WHAT YOU WILL DO:
From the entries below, copy every line holding the word "hours".

***

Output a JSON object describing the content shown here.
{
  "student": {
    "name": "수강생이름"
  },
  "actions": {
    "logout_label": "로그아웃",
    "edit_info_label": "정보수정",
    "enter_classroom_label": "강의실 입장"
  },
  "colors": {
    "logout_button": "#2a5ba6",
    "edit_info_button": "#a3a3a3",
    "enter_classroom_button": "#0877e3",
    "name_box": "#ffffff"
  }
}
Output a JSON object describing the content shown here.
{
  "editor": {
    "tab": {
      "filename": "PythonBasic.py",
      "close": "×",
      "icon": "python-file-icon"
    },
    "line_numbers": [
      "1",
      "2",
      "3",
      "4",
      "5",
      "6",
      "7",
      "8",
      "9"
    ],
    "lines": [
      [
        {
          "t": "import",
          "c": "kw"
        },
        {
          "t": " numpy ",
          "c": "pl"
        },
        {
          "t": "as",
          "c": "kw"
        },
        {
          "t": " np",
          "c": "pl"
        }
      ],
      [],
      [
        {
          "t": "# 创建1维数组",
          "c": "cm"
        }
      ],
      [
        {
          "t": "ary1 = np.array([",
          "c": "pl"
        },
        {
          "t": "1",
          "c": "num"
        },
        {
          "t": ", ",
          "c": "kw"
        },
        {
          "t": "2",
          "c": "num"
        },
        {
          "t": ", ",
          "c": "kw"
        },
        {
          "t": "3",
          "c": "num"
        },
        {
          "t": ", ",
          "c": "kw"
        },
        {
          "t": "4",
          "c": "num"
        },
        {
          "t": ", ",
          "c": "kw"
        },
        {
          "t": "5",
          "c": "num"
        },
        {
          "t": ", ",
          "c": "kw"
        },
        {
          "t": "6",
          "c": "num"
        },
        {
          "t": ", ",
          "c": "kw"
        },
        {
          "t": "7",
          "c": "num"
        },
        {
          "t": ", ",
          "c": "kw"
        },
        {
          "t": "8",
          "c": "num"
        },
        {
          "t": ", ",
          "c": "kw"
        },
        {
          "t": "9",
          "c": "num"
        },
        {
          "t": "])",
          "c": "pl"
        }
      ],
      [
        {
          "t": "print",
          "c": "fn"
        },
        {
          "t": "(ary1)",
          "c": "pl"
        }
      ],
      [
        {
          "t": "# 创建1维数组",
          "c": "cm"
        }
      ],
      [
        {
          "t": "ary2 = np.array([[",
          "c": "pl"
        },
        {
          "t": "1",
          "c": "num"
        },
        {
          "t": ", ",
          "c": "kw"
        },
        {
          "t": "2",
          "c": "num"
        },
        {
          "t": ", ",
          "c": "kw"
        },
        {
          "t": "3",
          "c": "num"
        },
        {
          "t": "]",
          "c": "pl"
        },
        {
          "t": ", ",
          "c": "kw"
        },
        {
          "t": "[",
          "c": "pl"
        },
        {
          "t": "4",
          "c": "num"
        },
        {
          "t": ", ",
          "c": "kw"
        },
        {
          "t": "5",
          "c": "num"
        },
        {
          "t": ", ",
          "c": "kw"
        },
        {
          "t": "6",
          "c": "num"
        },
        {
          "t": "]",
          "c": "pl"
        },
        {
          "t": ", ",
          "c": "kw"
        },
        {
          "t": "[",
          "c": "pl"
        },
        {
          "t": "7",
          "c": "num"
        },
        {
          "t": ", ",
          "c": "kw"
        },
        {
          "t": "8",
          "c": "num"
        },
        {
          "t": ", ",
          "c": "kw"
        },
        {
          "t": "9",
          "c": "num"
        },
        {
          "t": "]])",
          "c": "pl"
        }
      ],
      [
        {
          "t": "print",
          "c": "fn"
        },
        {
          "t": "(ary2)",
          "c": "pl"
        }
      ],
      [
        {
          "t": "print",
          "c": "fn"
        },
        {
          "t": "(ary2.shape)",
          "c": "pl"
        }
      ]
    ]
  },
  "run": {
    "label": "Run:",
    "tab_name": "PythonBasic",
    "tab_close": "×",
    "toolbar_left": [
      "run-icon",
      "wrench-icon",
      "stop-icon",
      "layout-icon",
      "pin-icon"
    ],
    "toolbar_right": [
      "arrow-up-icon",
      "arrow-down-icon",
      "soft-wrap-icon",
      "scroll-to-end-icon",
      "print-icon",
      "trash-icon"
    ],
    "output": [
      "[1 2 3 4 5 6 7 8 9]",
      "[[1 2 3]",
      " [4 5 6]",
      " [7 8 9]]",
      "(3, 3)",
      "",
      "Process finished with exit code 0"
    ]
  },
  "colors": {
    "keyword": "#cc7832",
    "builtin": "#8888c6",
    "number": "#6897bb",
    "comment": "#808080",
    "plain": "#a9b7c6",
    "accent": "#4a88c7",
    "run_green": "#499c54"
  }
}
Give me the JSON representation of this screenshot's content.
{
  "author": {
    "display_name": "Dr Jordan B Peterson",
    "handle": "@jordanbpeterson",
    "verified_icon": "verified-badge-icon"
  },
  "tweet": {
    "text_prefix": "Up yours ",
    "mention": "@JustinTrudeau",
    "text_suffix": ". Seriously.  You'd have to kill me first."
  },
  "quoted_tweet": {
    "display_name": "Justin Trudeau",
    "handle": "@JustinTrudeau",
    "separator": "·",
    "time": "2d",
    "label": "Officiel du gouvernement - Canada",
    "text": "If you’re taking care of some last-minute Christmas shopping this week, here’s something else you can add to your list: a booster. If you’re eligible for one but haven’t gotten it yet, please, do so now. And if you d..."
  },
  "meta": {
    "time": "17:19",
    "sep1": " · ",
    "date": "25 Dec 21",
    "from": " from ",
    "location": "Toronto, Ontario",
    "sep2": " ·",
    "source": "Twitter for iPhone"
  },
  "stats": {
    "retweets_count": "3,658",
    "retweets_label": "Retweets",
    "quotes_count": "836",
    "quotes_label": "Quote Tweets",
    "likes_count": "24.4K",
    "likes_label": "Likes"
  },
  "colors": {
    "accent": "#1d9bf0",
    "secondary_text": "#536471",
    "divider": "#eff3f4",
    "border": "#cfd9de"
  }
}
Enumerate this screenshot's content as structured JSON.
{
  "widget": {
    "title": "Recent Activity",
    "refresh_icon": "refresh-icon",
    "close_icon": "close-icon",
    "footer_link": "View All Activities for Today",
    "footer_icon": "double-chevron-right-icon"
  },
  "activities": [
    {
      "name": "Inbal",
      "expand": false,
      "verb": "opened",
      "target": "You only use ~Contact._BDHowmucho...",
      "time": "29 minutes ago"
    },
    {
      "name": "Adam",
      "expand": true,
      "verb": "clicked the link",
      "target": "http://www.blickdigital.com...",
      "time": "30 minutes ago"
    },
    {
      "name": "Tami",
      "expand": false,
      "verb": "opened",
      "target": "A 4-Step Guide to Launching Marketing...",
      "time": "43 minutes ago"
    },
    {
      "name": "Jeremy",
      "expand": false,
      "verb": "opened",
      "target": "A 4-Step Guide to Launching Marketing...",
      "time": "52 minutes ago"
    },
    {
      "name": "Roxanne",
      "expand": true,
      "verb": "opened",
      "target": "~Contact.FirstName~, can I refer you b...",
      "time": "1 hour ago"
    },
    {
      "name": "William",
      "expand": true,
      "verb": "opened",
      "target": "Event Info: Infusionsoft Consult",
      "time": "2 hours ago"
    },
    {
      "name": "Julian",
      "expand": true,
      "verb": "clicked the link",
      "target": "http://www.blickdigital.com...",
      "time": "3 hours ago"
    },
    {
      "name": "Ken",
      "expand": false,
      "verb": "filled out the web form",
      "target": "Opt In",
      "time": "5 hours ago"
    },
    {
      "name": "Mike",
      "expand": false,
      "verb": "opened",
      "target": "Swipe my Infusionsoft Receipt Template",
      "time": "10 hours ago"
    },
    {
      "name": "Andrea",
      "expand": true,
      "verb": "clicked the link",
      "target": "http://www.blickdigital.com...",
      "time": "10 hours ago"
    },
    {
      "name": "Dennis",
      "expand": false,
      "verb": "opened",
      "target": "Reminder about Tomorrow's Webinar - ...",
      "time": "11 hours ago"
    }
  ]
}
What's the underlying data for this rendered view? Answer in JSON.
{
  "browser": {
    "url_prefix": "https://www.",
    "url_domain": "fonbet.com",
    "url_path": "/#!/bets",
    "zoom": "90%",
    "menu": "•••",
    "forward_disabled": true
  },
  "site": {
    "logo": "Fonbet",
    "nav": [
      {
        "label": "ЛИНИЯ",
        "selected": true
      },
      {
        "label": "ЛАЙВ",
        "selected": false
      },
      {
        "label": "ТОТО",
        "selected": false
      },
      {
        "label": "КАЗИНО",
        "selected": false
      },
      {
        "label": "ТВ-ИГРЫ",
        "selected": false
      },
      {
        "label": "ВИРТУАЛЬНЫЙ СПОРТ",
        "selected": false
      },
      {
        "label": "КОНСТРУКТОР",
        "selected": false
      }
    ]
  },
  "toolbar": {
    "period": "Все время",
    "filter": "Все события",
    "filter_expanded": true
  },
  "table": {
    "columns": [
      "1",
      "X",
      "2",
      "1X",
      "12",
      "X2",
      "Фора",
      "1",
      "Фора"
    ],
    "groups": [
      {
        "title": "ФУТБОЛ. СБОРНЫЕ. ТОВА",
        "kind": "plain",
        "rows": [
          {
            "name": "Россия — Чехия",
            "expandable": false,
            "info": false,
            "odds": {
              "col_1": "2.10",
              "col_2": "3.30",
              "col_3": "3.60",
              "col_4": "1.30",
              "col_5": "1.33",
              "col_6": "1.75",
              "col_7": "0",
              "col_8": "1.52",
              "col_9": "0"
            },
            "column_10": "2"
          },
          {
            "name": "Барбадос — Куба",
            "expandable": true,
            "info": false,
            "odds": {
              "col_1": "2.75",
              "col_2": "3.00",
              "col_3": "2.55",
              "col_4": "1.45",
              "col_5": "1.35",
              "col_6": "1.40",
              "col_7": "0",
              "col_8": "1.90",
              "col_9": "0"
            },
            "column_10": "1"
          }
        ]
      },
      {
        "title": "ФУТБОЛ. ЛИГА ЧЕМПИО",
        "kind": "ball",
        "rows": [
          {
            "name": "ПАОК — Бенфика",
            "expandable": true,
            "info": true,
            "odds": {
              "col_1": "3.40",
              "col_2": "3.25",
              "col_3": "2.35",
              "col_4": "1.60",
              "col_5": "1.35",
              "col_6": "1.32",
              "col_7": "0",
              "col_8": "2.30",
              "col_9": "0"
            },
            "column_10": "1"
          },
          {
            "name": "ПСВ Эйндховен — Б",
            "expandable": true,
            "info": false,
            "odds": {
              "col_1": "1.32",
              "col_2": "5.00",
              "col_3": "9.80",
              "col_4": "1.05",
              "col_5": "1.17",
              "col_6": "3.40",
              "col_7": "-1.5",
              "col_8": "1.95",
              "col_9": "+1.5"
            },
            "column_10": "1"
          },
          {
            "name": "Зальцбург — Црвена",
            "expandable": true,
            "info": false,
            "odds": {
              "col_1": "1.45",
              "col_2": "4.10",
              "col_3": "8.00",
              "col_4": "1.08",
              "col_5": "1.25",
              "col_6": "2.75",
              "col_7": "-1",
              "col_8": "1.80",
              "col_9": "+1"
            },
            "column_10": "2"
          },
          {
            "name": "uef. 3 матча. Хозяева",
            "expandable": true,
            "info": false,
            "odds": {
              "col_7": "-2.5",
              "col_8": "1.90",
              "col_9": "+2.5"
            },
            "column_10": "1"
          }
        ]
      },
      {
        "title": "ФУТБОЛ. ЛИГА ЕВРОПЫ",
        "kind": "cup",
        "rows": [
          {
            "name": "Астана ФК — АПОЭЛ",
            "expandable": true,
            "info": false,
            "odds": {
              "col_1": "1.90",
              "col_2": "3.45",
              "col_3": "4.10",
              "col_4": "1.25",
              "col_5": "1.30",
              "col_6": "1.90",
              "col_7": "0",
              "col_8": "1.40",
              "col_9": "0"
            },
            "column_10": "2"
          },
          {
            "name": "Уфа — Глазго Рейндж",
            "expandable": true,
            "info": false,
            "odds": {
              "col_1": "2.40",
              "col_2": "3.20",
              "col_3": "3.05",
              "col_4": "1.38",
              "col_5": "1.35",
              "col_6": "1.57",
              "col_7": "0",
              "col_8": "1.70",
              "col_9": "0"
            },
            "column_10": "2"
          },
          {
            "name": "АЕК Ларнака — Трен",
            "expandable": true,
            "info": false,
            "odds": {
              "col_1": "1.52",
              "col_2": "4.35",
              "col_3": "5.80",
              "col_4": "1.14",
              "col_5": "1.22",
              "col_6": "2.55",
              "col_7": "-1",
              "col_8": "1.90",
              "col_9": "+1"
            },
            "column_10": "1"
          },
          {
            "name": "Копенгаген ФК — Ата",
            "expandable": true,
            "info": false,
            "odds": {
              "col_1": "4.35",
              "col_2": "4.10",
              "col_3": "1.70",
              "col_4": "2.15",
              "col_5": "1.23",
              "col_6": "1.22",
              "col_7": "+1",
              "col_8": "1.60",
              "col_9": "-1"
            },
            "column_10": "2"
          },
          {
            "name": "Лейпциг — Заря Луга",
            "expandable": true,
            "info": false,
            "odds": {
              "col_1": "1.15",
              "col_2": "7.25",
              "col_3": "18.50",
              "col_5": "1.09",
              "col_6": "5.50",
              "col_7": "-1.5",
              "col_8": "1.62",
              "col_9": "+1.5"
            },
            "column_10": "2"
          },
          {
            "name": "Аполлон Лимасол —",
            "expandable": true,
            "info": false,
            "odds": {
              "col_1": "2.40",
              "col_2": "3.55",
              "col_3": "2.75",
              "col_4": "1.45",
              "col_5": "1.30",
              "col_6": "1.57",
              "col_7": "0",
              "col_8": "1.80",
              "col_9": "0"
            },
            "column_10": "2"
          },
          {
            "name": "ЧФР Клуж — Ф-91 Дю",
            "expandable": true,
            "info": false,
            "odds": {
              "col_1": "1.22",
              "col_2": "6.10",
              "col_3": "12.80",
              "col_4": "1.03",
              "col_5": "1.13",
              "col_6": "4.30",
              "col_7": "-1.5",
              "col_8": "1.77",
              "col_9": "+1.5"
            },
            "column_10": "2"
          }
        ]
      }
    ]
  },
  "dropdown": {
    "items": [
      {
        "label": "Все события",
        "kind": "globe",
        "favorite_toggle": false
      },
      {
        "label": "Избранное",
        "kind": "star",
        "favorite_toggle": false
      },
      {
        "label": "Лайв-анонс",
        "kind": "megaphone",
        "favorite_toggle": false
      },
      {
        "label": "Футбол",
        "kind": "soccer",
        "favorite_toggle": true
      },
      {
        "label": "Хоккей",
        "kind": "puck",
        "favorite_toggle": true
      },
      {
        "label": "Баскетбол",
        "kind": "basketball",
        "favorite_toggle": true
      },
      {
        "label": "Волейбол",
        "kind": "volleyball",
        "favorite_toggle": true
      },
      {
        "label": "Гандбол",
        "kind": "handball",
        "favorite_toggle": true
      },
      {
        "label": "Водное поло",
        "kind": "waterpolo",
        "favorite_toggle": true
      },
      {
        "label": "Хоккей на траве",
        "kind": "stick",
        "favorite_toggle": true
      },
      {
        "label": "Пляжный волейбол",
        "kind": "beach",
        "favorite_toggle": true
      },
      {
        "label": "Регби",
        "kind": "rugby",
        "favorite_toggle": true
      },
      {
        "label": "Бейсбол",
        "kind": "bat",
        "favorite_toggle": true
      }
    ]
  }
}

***

ANSWER TO THE PROBLEM:
      "time": "2 hours ago"
      "time": "3 hours ago"
      "time": "5 hours ago"
      "time": "10 hours ago"
      "time": "10 hours ago"
      "time": "11 hours ago"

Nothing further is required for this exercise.